The defendant moved to suppress, admitting that there was probable cause to search for evidence of solicitation of a minor and for evidence of distributing obscene materials to a minor, but arguing that there was no probable cause to search for child pornography, and that the warrant was therefore overbroad. The court agreed, finding no “nexus” between solicitation of a minor and the possession of child pornography. Furthermore, although the judge determined that the warrant would have been valid without the child pornography language, and that a search under such a warrant would still have revealed the child pornography, the court nonetheless declined to apply the inevitable discovery doctrine. And finally, the court ruled that warrant was so lacking in probable cause that the good faith exception that exists under federal law did not apply.
So let me see if I have this straight: a person who has a sexual interest in children; who is actively soliciting children for sex; who is doing so via computer; who has adult pornography on his computer; and who is distributing the adult pornography to children is not reasonably likely to have child pornography on his computer?

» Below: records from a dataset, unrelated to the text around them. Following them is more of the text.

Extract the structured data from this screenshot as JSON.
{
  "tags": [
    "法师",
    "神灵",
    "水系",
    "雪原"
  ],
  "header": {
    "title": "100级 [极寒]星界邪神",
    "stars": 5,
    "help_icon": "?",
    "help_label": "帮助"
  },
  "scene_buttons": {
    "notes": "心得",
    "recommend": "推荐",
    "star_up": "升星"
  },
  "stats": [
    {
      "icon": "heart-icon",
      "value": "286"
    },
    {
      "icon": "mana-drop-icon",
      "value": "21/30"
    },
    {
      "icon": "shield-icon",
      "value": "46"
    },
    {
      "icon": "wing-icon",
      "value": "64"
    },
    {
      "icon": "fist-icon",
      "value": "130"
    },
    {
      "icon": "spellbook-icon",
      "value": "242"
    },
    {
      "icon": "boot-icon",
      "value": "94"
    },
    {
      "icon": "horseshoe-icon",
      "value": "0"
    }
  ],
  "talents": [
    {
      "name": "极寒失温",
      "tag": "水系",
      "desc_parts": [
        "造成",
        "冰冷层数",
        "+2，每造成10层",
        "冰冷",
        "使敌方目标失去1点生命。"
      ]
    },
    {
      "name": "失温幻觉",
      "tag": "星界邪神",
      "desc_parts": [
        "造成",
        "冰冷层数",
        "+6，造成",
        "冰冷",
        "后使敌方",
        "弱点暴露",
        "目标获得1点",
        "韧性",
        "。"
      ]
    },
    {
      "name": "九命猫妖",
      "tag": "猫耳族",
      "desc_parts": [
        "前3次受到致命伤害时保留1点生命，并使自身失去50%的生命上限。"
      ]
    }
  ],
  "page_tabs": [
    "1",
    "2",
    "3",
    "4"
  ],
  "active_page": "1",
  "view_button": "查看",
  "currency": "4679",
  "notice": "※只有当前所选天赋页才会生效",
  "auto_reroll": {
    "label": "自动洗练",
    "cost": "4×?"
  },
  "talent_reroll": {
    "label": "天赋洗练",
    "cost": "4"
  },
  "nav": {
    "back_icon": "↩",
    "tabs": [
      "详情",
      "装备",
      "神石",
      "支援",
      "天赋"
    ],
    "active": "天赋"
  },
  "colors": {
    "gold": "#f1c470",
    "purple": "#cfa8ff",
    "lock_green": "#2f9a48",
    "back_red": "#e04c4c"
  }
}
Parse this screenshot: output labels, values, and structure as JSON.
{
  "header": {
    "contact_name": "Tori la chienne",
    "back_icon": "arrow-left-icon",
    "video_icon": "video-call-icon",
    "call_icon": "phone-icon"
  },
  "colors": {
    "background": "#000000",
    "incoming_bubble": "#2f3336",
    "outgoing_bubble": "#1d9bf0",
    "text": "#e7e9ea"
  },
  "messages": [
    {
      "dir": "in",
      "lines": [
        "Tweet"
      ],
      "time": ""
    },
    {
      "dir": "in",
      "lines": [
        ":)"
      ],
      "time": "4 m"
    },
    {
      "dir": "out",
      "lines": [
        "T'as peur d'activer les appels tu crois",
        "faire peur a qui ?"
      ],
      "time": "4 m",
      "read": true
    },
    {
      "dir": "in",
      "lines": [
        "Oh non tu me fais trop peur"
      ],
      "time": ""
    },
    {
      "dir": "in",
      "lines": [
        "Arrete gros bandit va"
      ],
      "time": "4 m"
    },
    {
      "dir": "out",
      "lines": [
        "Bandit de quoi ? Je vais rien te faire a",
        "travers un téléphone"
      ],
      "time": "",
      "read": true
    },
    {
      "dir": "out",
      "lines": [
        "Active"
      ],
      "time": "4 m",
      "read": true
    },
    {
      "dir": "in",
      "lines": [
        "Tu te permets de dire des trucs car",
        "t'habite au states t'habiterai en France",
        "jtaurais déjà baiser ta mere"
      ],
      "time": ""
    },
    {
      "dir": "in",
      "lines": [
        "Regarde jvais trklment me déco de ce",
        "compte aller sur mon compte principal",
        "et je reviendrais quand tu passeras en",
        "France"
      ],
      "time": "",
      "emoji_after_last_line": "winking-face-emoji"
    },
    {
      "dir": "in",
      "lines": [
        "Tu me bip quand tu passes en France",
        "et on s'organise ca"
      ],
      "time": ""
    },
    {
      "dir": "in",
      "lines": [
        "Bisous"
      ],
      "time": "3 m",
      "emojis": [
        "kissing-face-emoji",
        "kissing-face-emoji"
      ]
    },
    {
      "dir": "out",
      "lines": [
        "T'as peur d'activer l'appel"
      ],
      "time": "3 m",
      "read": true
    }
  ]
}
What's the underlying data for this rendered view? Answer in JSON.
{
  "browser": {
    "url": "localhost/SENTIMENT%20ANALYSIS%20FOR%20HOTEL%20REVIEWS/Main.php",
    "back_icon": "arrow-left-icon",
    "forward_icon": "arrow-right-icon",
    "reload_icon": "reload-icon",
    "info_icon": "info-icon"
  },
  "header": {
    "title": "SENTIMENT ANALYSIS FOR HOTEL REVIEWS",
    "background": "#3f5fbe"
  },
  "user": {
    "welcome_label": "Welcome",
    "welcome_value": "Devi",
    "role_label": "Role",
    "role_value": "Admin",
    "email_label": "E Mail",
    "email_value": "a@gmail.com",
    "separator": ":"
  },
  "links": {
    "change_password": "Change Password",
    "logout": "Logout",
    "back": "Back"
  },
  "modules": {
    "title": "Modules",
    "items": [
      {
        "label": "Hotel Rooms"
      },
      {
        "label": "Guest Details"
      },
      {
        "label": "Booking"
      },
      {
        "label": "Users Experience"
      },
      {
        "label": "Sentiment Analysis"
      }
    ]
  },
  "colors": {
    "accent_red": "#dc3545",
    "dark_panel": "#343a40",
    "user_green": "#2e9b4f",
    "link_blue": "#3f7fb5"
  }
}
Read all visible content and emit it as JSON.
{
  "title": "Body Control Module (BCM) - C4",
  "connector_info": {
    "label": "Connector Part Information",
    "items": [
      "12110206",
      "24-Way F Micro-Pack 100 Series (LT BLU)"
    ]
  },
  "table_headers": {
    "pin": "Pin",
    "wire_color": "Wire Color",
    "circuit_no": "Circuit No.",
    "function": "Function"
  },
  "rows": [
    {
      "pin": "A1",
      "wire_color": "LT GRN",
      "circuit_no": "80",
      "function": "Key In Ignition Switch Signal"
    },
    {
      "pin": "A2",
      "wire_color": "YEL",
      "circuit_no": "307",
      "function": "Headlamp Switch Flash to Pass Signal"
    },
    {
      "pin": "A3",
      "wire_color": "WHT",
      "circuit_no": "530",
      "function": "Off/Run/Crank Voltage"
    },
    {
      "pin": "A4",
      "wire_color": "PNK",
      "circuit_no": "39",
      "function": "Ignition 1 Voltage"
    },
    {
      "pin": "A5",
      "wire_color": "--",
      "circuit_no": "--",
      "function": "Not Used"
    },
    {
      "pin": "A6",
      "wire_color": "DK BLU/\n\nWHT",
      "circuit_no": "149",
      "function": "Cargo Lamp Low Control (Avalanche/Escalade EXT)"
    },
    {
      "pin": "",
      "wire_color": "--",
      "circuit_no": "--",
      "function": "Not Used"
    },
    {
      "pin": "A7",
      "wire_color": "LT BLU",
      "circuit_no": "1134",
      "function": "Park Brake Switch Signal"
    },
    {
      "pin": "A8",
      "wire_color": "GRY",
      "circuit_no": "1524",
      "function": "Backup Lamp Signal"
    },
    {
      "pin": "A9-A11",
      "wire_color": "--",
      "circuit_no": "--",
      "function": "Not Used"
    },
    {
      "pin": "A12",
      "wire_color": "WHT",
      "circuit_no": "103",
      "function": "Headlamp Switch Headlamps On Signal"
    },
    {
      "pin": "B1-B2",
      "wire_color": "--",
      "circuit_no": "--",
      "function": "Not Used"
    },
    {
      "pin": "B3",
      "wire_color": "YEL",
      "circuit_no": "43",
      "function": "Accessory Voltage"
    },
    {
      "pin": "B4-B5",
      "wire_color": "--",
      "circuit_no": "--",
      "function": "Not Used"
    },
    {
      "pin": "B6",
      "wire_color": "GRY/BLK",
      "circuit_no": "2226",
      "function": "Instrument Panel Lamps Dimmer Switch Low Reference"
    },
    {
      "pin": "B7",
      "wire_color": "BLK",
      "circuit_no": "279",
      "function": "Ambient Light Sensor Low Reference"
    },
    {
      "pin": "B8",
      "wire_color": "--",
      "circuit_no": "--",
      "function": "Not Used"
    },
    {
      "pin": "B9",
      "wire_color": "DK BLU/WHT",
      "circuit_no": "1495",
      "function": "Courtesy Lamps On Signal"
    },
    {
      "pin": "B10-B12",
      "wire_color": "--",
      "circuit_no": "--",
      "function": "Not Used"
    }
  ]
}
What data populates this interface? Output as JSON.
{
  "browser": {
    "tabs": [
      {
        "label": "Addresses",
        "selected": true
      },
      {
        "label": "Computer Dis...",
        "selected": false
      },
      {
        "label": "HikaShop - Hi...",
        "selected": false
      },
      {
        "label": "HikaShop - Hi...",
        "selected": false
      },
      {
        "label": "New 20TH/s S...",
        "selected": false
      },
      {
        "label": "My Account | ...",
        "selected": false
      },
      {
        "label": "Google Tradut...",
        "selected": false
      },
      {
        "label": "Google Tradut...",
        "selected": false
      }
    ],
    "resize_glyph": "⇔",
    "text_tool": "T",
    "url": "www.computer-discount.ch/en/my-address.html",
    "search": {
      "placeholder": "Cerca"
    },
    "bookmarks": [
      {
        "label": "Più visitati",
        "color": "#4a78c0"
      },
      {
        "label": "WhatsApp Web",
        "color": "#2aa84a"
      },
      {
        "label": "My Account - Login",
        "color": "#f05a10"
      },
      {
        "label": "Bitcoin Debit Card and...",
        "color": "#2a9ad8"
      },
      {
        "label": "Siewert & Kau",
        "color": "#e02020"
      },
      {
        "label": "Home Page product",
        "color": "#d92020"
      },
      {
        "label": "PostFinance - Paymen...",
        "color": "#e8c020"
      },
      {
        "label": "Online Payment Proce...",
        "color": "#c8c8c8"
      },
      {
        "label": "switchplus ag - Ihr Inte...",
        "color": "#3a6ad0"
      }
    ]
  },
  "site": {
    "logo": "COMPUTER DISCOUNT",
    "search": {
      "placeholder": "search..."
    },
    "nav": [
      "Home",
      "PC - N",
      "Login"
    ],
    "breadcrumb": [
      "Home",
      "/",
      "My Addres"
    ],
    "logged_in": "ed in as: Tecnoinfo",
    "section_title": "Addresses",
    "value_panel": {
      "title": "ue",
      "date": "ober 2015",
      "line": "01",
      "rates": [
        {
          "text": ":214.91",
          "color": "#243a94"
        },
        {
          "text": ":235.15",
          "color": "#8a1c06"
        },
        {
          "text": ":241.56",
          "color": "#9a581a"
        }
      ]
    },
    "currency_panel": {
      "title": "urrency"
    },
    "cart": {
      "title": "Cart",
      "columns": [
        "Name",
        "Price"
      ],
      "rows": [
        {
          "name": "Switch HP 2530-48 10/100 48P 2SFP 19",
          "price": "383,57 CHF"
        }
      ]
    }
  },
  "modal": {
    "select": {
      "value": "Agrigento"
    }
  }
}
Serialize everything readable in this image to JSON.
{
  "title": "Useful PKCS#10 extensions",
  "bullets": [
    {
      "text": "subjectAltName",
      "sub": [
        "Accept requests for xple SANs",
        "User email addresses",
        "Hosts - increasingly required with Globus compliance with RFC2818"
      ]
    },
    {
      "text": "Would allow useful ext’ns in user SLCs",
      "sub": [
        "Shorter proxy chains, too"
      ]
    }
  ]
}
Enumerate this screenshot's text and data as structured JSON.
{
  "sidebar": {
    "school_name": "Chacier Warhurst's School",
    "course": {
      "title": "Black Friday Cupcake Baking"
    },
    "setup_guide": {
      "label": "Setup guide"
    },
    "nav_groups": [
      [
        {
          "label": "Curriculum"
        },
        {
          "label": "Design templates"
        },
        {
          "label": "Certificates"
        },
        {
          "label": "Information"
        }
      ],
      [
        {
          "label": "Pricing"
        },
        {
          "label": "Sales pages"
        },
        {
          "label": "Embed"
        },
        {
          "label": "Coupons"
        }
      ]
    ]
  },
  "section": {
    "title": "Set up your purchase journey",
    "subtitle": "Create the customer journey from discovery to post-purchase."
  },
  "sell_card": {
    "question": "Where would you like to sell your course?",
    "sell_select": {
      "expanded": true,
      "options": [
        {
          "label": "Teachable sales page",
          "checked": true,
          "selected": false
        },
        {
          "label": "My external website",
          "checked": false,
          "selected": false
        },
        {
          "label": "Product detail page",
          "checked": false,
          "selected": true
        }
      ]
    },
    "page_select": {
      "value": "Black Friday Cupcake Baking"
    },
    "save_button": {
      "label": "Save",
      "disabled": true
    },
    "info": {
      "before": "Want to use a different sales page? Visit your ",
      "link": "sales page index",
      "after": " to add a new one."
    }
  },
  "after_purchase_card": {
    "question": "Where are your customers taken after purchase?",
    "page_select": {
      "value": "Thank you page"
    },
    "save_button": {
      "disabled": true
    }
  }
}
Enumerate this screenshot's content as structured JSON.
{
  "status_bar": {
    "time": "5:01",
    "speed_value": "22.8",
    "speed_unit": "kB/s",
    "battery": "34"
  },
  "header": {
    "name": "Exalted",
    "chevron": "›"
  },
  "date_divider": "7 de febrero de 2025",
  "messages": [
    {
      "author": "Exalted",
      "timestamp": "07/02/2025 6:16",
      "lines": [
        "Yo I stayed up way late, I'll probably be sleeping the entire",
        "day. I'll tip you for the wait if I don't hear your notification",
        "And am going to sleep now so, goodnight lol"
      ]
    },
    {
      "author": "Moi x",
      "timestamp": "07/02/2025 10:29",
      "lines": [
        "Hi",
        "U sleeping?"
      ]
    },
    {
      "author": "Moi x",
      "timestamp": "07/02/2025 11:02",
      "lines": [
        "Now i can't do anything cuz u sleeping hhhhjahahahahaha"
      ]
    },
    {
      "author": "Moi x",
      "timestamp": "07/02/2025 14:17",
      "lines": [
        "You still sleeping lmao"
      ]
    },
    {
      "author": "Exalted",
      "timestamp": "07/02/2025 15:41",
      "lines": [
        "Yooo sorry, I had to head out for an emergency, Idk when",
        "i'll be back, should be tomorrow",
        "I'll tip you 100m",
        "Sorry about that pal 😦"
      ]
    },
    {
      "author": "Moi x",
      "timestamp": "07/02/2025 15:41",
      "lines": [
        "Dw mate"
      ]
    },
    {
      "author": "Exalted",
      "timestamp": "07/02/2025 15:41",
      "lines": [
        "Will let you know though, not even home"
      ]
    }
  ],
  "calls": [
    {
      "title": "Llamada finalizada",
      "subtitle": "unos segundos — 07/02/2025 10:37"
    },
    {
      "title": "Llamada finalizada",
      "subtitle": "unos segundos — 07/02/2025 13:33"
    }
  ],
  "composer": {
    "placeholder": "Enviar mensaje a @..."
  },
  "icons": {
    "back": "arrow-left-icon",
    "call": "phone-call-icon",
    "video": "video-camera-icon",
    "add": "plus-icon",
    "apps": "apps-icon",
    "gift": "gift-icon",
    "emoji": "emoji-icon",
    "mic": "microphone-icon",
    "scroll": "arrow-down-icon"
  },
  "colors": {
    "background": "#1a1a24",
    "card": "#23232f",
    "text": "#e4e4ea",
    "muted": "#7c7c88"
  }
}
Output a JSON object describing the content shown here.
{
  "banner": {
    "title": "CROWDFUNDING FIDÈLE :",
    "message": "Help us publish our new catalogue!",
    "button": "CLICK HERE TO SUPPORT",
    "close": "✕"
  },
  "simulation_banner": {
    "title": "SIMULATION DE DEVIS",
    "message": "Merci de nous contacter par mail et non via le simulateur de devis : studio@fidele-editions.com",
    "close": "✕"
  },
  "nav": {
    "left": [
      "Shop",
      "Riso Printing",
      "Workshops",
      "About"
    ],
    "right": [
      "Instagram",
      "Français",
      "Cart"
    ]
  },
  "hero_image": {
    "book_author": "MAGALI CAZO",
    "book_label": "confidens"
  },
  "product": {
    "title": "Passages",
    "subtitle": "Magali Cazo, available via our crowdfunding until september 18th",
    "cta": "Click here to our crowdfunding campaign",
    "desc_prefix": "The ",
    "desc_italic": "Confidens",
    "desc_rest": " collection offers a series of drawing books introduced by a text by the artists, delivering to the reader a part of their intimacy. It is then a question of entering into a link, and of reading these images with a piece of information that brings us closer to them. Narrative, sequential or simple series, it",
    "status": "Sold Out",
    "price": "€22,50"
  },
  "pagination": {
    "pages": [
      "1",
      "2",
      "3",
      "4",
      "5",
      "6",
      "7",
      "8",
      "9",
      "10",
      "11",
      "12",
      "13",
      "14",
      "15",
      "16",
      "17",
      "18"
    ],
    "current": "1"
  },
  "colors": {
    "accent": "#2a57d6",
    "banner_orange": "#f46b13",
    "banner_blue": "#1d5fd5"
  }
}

The court relied heavily on United States v. Hodson, 543 F.3d 286 (6th Cir. 2006), a case that involved slightly less jaw-dropping facts but that still reached what, to my mind, is a difficult conclusion to swallow: that there is no “link” or “nexus” between a pedophile who solicits children via computer and the possession of child pornography on that computer.
Of course, the one doesn’t follow inevitably from the other, but probable cause doesn’t mean conclusive proof. It is supposed to be a “practical, common-sense” standard, designed to assess whether there is a “fair probability” that evidence of a crime will be present. Illinois v. Gates, 462 U.S. 213 (1983). And it strikes me as perfectly “common sense” to conclude that a person who is using a computer for one illegal sexual purpose might well be using it for another, closely-related illegal sexual purpose.
As always, I welcome comments and criticisms. But I also have a specific request today. As I’ve been preparing my presentation for the judges, one thing that has jumped out at me is how few appellate cases we have in North Carolina involving searches of computers and other electronic devices. I’d appreciate your thoughts on why that’s the case, and whether there is a similar paucity of such cases in the trial courts.